# Exercise prompt:
Reproduce the entries exactly.

====

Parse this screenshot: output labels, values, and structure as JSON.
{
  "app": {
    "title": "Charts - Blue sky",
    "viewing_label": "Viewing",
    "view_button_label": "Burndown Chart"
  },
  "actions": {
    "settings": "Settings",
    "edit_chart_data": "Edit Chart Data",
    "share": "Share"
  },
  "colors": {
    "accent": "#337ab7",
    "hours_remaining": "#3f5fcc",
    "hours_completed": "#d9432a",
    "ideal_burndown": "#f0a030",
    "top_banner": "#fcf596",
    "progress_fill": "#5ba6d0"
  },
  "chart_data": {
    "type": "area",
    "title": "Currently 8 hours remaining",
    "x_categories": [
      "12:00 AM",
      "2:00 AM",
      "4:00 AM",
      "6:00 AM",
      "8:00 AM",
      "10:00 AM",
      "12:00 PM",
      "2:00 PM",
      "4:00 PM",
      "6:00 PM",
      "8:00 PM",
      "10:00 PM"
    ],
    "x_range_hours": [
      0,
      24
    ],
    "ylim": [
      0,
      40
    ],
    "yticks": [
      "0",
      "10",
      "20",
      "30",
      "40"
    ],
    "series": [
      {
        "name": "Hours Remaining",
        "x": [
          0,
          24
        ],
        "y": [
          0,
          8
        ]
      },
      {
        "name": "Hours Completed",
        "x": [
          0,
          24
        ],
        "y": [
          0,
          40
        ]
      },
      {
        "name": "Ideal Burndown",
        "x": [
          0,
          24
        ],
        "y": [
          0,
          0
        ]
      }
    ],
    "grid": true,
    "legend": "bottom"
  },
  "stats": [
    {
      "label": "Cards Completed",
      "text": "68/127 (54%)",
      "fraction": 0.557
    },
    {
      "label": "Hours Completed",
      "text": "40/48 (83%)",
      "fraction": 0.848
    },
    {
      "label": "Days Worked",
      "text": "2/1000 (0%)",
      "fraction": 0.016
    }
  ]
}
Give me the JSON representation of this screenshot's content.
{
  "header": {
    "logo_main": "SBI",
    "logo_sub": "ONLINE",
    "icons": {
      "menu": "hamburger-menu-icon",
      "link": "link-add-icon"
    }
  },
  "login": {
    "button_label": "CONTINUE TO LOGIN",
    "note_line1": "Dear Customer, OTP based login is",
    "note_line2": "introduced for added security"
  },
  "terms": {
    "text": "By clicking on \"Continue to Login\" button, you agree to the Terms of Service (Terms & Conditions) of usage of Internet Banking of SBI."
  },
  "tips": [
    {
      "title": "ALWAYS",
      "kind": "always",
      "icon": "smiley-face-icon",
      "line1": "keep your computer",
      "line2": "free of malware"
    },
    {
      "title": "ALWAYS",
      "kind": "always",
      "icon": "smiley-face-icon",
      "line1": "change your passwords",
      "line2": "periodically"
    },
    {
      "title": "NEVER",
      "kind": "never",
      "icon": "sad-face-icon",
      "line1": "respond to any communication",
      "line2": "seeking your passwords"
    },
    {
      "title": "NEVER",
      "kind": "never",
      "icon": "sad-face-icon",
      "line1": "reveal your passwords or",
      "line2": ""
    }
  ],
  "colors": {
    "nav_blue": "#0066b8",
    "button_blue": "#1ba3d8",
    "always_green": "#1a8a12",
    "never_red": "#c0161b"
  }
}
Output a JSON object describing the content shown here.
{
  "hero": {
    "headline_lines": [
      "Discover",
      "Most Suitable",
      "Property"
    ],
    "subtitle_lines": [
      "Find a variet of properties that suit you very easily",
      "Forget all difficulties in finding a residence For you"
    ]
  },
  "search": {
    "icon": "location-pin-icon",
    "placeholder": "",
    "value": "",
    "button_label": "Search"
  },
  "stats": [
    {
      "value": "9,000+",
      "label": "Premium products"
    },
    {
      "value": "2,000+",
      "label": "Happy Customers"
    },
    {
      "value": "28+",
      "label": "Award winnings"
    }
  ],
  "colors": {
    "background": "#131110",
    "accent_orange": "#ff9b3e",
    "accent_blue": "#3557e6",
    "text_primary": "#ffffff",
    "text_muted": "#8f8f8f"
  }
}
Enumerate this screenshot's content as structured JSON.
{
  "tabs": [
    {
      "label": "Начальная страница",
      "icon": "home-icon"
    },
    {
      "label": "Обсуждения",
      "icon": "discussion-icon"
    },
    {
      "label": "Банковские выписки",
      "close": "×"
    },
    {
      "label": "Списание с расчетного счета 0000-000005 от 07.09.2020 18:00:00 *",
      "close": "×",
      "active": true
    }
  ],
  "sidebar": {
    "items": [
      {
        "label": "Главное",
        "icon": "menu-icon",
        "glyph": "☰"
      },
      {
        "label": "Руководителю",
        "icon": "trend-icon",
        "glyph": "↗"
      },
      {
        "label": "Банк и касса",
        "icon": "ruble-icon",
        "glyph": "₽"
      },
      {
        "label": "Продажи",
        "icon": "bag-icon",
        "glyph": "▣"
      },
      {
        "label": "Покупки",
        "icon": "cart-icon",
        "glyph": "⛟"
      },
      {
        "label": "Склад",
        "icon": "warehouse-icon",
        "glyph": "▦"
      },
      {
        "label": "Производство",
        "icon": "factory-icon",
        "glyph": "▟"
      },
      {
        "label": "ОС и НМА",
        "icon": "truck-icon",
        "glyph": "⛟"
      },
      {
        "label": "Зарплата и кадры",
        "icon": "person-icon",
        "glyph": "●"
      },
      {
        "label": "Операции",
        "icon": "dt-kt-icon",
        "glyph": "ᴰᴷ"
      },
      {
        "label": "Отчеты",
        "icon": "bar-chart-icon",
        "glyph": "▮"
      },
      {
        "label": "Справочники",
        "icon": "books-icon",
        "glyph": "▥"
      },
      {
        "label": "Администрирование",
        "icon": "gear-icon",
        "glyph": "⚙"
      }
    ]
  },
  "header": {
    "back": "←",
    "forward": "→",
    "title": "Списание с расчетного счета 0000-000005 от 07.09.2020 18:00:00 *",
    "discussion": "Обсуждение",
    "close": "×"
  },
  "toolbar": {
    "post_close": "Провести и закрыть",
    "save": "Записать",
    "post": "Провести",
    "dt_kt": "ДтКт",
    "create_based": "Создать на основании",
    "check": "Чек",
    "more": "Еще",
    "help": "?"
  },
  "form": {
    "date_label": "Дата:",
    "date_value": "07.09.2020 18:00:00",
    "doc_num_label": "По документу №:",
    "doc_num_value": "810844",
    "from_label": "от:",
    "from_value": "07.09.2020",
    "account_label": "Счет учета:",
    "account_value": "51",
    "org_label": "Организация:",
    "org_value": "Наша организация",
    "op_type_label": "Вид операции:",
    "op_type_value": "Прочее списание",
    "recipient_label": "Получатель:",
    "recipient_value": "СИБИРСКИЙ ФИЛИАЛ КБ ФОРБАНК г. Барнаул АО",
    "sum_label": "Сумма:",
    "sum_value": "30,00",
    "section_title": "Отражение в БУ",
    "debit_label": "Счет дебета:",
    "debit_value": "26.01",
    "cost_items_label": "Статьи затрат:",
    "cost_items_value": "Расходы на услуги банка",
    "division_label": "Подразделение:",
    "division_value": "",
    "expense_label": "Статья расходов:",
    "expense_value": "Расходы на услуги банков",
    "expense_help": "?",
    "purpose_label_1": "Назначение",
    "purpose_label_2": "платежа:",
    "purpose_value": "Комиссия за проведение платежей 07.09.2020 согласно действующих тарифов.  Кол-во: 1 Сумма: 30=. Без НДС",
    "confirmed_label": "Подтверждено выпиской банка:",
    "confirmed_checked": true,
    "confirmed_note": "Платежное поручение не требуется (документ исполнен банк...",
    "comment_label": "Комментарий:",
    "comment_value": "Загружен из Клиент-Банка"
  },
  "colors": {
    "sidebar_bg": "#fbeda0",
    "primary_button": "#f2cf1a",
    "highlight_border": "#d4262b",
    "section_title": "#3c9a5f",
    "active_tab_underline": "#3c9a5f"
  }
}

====

# Expected answer:
Parse this screenshot: output labels, values, and structure as JSON.
{
  "app": {
    "title": "Charts - Blue sky",
    "viewing_label": "Viewing",
    "view_button_label": "Burndown Chart"
  },
  "actions": {
    "settings": "Settings",
    "edit_chart_data": "Edit Chart Data",
    "share": "Share"
  },
  "colors": {
    "accent": "#337ab7",
    "hours_remaining": "#3f5fcc",
    "hours_completed": "#d9432a",
    "ideal_burndown": "#f0a030",
    "top_banner": "#fcf596",
    "progress_fill": "#5ba6d0"
  },
  "chart_data": {
    "type": "area",
    "title": "Currently 8 hours remaining",
    "x_categories": [
      "12:00 AM",
      "2:00 AM",
      "4:00 AM",
      "6:00 AM",
      "8:00 AM",
      "10:00 AM",
      "12:00 PM",
      "2:00 PM",
      "4:00 PM",
      "6:00 PM",
      "8:00 PM",
      "10:00 PM"
    ],
    "x_range_hours": [
      0,
      24
    ],
    "ylim": [
      0,
      40
    ],
    "yticks": [
      "0",
      "10",
      "20",
      "30",
      "40"
    ],
    "series": [
      {
        "name": "Hours Remaining",
        "x": [
          0,
          24
        ],
        "y": [
          0,
          8
        ]
      },
      {
        "name": "Hours Completed",
        "x": [
          0,
          24
        ],
        "y": [
          0,
          40
        ]
      },
      {
        "name": "Ideal Burndown",
        "x": [
          0,
          24
        ],
        "y": [
          0,
          0
        ]
      }
    ],
    "grid": true,
    "legend": "bottom"
  },
  "stats": [
    {
      "label": "Cards Completed",
      "text": "68/127 (54%)",
      "fraction": 0.557
    },
    {
      "label": "Hours Completed",
      "text": "40/48 (83%)",
      "fraction": 0.848
    },
    {
      "label": "Days Worked",
      "text": "2/1000 (0%)",
      "fraction": 0.016
    }
  ]
}
Give me the JSON representation of this screenshot's content.
{
  "header": {
    "logo_main": "SBI",
    "logo_sub": "ONLINE",
    "icons": {
      "menu": "hamburger-menu-icon",
      "link": "link-add-icon"
    }
  },
  "login": {
    "button_label": "CONTINUE TO LOGIN",
    "note_line1": "Dear Customer, OTP based login is",
    "note_line2": "introduced for added security"
  },
  "terms": {
    "text": "By clicking on \"Continue to Login\" button, you agree to the Terms of Service (Terms & Conditions) of usage of Internet Banking of SBI."
  },
  "tips": [
    {
      "title": "ALWAYS",
      "kind": "always",
      "icon": "smiley-face-icon",
      "line1": "keep your computer",
      "line2": "free of malware"
    },
    {
      "title": "ALWAYS",
      "kind": "always",
      "icon": "smiley-face-icon",
      "line1": "change your passwords",
      "line2": "periodically"
    },
    {
      "title": "NEVER",
      "kind": "never",
      "icon": "sad-face-icon",
      "line1": "respond to any communication",
      "line2": "seeking your passwords"
    },
    {
      "title": "NEVER",
      "kind": "never",
      "icon": "sad-face-icon",
      "line1": "reveal your passwords or",
      "line2": ""
    }
  ],
  "colors": {
    "nav_blue": "#0066b8",
    "button_blue": "#1ba3d8",
    "always_green": "#1a8a12",
    "never_red": "#c0161b"
  }
}
Output a JSON object describing the content shown here.
{
  "hero": {
    "headline_lines": [
      "Discover",
      "Most Suitable",
      "Property"
    ],
    "subtitle_lines": [
      "Find a variet of properties that suit you very easily",
      "Forget all difficulties in finding a residence For you"
    ]
  },
  "search": {
    "icon": "location-pin-icon",
    "placeholder": "",
    "value": "",
    "button_label": "Search"
  },
  "stats": [
    {
      "value": "9,000+",
      "label": "Premium products"
    },
    {
      "value": "2,000+",
      "label": "Happy Customers"
    },
    {
      "value": "28+",
      "label": "Award winnings"
    }
  ],
  "colors": {
    "background": "#131110",
    "accent_orange": "#ff9b3e",
    "accent_blue": "#3557e6",
    "text_primary": "#ffffff",
    "text_muted": "#8f8f8f"
  }
}
Enumerate this screenshot's content as structured JSON.
{
  "tabs": [
    {
      "label": "Начальная страница",
      "icon": "home-icon"
    },
    {
      "label": "Обсуждения",
      "icon": "discussion-icon"
    },
    {
      "label": "Банковские выписки",
      "close": "×"
    },
    {
      "label": "Списание с расчетного счета 0000-000005 от 07.09.2020 18:00:00 *",
      "close": "×",
      "active": true
    }
  ],
  "sidebar": {
    "items": [
      {
        "label": "Главное",
        "icon": "menu-icon",
        "glyph": "☰"
      },
      {
        "label": "Руководителю",
        "icon": "trend-icon",
        "glyph": "↗"
      },
      {
        "label": "Банк и касса",
        "icon": "ruble-icon",
        "glyph": "₽"
      },
      {
        "label": "Продажи",
        "icon": "bag-icon",
        "glyph": "▣"
      },
      {
        "label": "Покупки",
        "icon": "cart-icon",
        "glyph": "⛟"
      },
      {
        "label": "Склад",
        "icon": "warehouse-icon",
        "glyph": "▦"
      },
      {
        "label": "Производство",
        "icon": "factory-icon",
        "glyph": "▟"
      },
      {
        "label": "ОС и НМА",
        "icon": "truck-icon",
        "glyph": "⛟"
      },
      {
        "label": "Зарплата и кадры",
        "icon": "person-icon",
        "glyph": "●"
      },
      {
        "label": "Операции",
        "icon": "dt-kt-icon",
        "glyph": "ᴰᴷ"
      },
      {
        "label": "Отчеты",
        "icon": "bar-chart-icon",
        "glyph": "▮"
      },
      {
        "label": "Справочники",
        "icon": "books-icon",
        "glyph": "▥"
      },
      {
        "label": "Администрирование",
        "icon": "gear-icon",
        "glyph": "⚙"
      }
    ]
  },
  "header": {
    "back": "←",
    "forward": "→",
    "title": "Списание с расчетного счета 0000-000005 от 07.09.2020 18:00:00 *",
    "discussion": "Обсуждение",
    "close": "×"
  },
  "toolbar": {
    "post_close": "Провести и закрыть",
    "save": "Записать",
    "post": "Провести",
    "dt_kt": "ДтКт",
    "create_based": "Создать на основании",
    "check": "Чек",
    "more": "Еще",
    "help": "?"
  },
  "form": {
    "date_label": "Дата:",
    "date_value": "07.09.2020 18:00:00",
    "doc_num_label": "По документу №:",
    "doc_num_value": "810844",
    "from_label": "от:",
    "from_value": "07.09.2020",
    "account_label": "Счет учета:",
    "account_value": "51",
    "org_label": "Организация:",
    "org_value": "Наша организация",
    "op_type_label": "Вид операции:",
    "op_type_value": "Прочее списание",
    "recipient_label": "Получатель:",
    "recipient_value": "СИБИРСКИЙ ФИЛИАЛ КБ ФОРБАНК г. Барнаул АО",
    "sum_label": "Сумма:",
    "sum_value": "30,00",
    "section_title": "Отражение в БУ",
    "debit_label": "Счет дебета:",
    "debit_value": "26.01",
    "cost_items_label": "Статьи затрат:",
    "cost_items_value": "Расходы на услуги банка",
    "division_label": "Подразделение:",
    "division_value": "",
    "expense_label": "Статья расходов:",
    "expense_value": "Расходы на услуги банков",
    "expense_help": "?",
    "purpose_label_1": "Назначение",
    "purpose_label_2": "платежа:",
    "purpose_value": "Комиссия за проведение платежей 07.09.2020 согласно действующих тарифов.  Кол-во: 1 Сумма: 30=. Без НДС",
    "confirmed_label": "Подтверждено выпиской банка:",
    "confirmed_checked": true,
    "confirmed_note": "Платежное поручение не требуется (документ исполнен банк...",
    "comment_label": "Комментарий:",
    "comment_value": "Загружен из Клиент-Банка"
  },
  "colors": {
    "sidebar_bg": "#fbeda0",
    "primary_button": "#f2cf1a",
    "highlight_border": "#d4262b",
    "section_title": "#3c9a5f",
    "active_tab_underline": "#3c9a5f"
  }
}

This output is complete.